▶ WHAT IS REQUIRED: Each line of the records that includes "value" should be found and copied.

▶ TASK INPUTS:
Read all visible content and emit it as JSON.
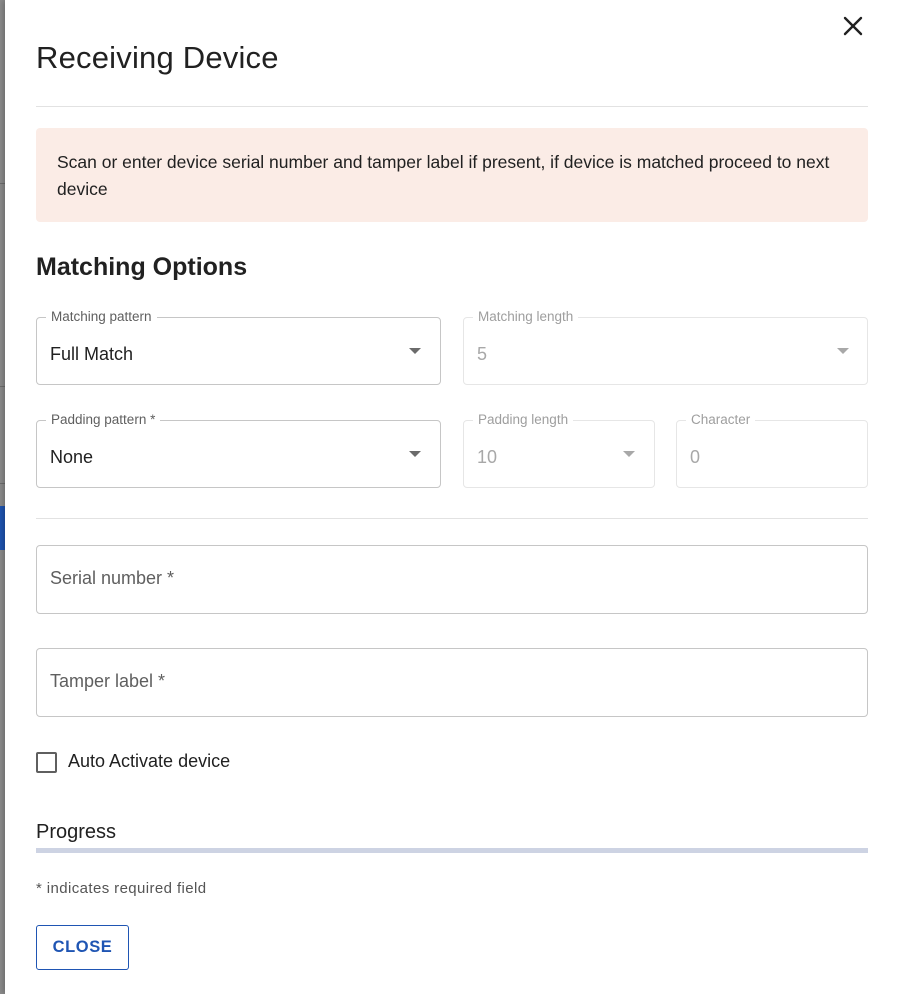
{
  "dialog": {
    "title": "Receiving Device",
    "alert_text": "Scan or enter device serial number and tamper label if present, if device is matched proceed to next device"
  },
  "matching": {
    "section_title": "Matching Options",
    "pattern": {
      "label": "Matching pattern",
      "value": "Full Match"
    },
    "length": {
      "label": "Matching length",
      "value": "5"
    },
    "padding_pattern": {
      "label": "Padding pattern *",
      "value": "None"
    },
    "padding_length": {
      "label": "Padding length",
      "value": "10"
    },
    "character": {
      "label": "Character",
      "value": "0"
    }
  },
  "inputs": {
    "serial_placeholder": "Serial number *",
    "tamper_placeholder": "Tamper label *"
  },
  "auto_activate": {
    "label": "Auto Activate device",
    "checked": false
  },
  "progress": {
    "label": "Progress",
    "value": 0
  },
  "footer": {
    "required_note": "* indicates required field",
    "close_label": "CLOSE"
  },
  "icons": {
    "close": "close-icon",
    "dropdown": "chevron-down-icon"
  },
  "colors": {
    "primary": "#1f55b3",
    "alert_bg": "#fbece6",
    "progress_track": "#cdd3e3"
  }
}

▶ PROBLEM SOLUTION:
      "value": "Full Match"
      "value": "5"
      "value": "None"
      "value": "10"
      "value": "0"
    "value": 0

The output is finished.